_WORK REQUEST_: Each line of the data below that carries the word "modified" needs to be copied.

*** DATA RECORDS Section Begins ***

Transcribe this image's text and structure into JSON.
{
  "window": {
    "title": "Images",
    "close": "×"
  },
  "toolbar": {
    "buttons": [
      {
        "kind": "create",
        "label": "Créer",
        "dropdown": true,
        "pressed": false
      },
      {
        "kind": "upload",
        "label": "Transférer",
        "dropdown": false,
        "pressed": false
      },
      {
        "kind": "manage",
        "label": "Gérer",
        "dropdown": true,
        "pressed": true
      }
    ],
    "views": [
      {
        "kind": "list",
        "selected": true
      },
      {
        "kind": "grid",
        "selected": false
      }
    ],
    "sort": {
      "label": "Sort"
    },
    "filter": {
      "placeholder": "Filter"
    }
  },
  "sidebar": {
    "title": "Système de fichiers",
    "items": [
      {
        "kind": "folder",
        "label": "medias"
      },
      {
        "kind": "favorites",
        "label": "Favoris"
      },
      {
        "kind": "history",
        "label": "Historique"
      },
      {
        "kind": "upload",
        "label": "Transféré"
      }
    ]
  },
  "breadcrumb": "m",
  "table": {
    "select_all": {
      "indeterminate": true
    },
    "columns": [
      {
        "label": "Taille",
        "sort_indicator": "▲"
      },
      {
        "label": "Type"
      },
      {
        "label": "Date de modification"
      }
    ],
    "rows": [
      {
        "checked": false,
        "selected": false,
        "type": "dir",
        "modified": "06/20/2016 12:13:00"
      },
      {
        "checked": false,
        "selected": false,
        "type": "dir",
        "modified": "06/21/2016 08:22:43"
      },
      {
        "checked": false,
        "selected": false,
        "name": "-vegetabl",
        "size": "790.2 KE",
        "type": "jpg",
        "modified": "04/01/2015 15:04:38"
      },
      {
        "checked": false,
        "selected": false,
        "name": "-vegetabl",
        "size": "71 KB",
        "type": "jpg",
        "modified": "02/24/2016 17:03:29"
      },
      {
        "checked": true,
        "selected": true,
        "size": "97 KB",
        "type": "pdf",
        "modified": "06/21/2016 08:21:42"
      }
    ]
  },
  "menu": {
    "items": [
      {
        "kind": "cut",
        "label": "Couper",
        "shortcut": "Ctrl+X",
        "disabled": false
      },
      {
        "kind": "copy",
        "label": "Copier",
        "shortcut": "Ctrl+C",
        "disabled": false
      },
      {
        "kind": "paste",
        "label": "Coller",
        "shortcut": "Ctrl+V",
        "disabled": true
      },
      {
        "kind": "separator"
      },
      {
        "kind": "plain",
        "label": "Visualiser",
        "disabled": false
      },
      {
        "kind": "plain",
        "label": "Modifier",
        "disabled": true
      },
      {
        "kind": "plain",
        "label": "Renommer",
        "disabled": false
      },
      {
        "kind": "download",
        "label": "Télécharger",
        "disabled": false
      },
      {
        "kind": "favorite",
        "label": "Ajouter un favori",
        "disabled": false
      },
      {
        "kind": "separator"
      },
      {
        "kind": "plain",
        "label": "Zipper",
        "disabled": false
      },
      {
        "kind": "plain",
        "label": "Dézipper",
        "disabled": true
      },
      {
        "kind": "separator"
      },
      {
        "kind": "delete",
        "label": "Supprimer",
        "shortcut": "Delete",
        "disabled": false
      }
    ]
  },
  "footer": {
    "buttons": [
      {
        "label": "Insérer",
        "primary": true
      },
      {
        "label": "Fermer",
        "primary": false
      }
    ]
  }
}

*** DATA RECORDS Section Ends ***

_ANSWER SPACE_:
        "modified": "06/20/2016 12:13:00"
        "modified": "06/21/2016 08:22:43"
        "modified": "04/01/2015 15:04:38"
        "modified": "02/24/2016 17:03:29"
        "modified": "06/21/2016 08:21:42"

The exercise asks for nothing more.